It’s time for another edition of my economic data roundup, and this time I’ll be focusing on the latest set of reports from the United Kingdom. Before y’all take a look at how the British economy has been faring recently, make sure you review my previous economic roundup on the U.K.!
After three consecutive months of stronger than expected gains since February this year, U.K. retail sales slowed down towards the end of the second quarter. Retail sales fell by 0.5% in May then printed a mere 0.1% uptick in June, lower than the estimated 0.2% increase.
Despite that, the U.K. still managed to chalk up its strongest quarterly pace of retail sales growth in 10 years, as it reported a 1.6% gain in Q2. Some say that seasonal factors were to blame for the recent dip in spending for the past couple of months while others believe that weak wage growth is starting to weigh on consumers’ buying habits.
Remember those days when Carney would speak of hiking interest rates sooner rather than later? Back then, increasing house prices and a rising number of mortgages were enough to convince BOE policymakers to consider tightening monetary policy before the end of the year.

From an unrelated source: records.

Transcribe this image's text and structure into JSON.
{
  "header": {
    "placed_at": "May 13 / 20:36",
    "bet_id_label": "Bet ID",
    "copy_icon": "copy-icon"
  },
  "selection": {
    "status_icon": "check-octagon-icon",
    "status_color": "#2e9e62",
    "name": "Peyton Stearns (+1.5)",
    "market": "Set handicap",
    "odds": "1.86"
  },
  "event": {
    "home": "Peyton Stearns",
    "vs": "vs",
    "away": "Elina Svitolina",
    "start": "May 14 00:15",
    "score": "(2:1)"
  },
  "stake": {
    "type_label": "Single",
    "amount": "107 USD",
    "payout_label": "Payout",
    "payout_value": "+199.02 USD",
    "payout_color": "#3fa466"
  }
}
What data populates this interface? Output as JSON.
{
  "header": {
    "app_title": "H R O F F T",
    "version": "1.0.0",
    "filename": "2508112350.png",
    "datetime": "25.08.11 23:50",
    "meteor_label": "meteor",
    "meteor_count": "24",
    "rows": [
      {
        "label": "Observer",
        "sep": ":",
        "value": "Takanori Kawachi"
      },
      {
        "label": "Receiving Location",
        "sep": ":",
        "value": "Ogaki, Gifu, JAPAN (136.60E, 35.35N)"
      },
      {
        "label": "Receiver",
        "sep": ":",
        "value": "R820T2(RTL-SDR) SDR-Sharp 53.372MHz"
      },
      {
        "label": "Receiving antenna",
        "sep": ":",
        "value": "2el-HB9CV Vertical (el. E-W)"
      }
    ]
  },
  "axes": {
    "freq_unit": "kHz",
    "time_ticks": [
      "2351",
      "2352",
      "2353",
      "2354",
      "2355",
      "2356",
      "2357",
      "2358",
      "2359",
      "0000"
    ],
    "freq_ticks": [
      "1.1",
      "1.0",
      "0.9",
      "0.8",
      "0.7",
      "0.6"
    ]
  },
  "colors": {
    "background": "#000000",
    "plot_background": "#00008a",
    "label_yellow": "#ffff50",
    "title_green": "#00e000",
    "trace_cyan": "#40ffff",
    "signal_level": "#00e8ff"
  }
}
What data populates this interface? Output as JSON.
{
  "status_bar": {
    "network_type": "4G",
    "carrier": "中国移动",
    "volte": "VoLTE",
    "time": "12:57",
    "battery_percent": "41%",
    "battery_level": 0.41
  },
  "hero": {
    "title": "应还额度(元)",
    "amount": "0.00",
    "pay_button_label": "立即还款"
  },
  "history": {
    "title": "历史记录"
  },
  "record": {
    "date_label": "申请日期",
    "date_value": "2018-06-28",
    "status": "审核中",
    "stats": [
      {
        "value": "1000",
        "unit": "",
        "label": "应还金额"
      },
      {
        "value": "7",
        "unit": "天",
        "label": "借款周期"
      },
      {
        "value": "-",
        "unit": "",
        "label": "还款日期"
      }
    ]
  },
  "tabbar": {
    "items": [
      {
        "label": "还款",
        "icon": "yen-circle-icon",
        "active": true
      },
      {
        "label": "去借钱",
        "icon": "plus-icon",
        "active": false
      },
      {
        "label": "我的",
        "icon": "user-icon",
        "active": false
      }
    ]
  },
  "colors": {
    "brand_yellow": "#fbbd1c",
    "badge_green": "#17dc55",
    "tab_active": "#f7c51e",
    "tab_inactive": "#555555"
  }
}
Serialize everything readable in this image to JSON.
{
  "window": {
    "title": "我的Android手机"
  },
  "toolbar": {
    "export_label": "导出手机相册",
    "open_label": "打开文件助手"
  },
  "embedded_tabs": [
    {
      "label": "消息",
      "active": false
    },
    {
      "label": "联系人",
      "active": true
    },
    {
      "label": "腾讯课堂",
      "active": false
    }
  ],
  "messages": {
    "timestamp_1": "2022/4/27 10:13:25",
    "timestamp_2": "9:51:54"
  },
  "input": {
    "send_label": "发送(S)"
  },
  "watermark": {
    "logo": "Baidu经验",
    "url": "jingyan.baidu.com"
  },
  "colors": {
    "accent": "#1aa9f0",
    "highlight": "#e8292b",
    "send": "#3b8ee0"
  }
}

Recent reports from the housing sector reflect a slowdown, however, as the Rightmove HPI showed a mere 0.1% uptick in June and a 0.8% decline in July. Although BBA mortgage approvals ticked slightly higher in June, the annualized pace of increase has been slipping since the start of the year. In January, BBA mortgage approvals marked a 57% year-over-year increase before dropping to 24% in April then 14% in June.
Bear in mind though that the U.K. government has taken a few measures to cool housing demand and prevent asset price bubbles. After all, the Mortgage Market Review introduced in April enforced stricter conditions on loan approvals.
Latest inflation reports still printed stronger than expected results, with the headline CPI showing a 1.9% gain and core CPI coming in at 2.0%. This marks a huge leap from the 1.5% headline CPI and 1.6% core figure in May.
Components of the report suggest that the price levels may have been boosted by one-off factors, such as the good weather in the past few months which deterred retailers from slashing clothing and footwear prices for end-of-season sales.
Leading inflation indicators, such as producer input and output prices, appear to be hinting that price levels might retreat later on. PPI input levels slipped by 0.8% in June while PPI output levels dropped by 0.2%, suggesting weaker consumer price pressures in the coming months. It doesn’t help that slow wage growth might keep weighing on price levels as well.
The preliminary GDP release for the second quarter of the year reflected another 0.8% growth figure as expected. This marked the same pace of expansion as in the first quarter. Components of the report indicated that the services sector contributed the most to growth as the industry expanded by 1.0%. Meanwhile, the manufacturing sector marked a mere 0.2% increase in activity while the construction industry showed a 0.8% decline.
While some economists say that this growth reading was enough to put the U.K. economy back above pre-crisis levels, others think that it’s a sign that the economic recovery has already peaked and may be about to slow down later on. BOE officials share this sentiment, as the minutes of the MPC meeting indicated that economic slack might be a drag to growth towards the end of the year.
Do you think the U.K. economy is about to slow down in the next few months? Share your thoughts in our comment box or cast your votes in our poll below!